● **REQUIREMENT**
Each record below should be given again exactly as it reads.

(Beginning of SUPPLIED RECORDS)

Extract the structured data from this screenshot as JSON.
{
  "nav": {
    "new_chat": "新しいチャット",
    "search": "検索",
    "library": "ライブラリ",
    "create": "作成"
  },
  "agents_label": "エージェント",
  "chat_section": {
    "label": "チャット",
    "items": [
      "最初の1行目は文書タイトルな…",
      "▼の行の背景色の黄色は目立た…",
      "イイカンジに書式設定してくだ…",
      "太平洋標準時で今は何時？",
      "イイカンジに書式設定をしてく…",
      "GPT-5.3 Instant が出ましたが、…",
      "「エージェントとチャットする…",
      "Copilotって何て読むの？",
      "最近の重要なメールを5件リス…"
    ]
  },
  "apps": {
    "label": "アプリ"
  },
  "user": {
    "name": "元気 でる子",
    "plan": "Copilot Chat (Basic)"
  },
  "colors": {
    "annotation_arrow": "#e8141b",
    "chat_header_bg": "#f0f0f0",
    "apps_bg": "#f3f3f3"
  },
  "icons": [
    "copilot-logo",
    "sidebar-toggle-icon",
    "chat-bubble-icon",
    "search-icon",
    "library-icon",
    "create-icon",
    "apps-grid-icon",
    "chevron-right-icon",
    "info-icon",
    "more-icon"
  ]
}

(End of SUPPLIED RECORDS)

● **RESPONSE TO THE EXERCISE**
Extract the structured data from this screenshot as JSON.
{
  "nav": {
    "new_chat": "新しいチャット",
    "search": "検索",
    "library": "ライブラリ",
    "create": "作成"
  },
  "agents_label": "エージェント",
  "chat_section": {
    "label": "チャット",
    "items": [
      "最初の1行目は文書タイトルな…",
      "▼の行の背景色の黄色は目立た…",
      "イイカンジに書式設定してくだ…",
      "太平洋標準時で今は何時？",
      "イイカンジに書式設定をしてく…",
      "GPT-5.3 Instant が出ましたが、…",
      "「エージェントとチャットする…",
      "Copilotって何て読むの？",
      "最近の重要なメールを5件リス…"
    ]
  },
  "apps": {
    "label": "アプリ"
  },
  "user": {
    "name": "元気 でる子",
    "plan": "Copilot Chat (Basic)"
  },
  "colors": {
    "annotation_arrow": "#e8141b",
    "chat_header_bg": "#f0f0f0",
    "apps_bg": "#f3f3f3"
  },
  "icons": [
    "copilot-logo",
    "sidebar-toggle-icon",
    "chat-bubble-icon",
    "search-icon",
    "library-icon",
    "create-icon",
    "apps-grid-icon",
    "chevron-right-icon",
    "info-icon",
    "more-icon"
  ]
}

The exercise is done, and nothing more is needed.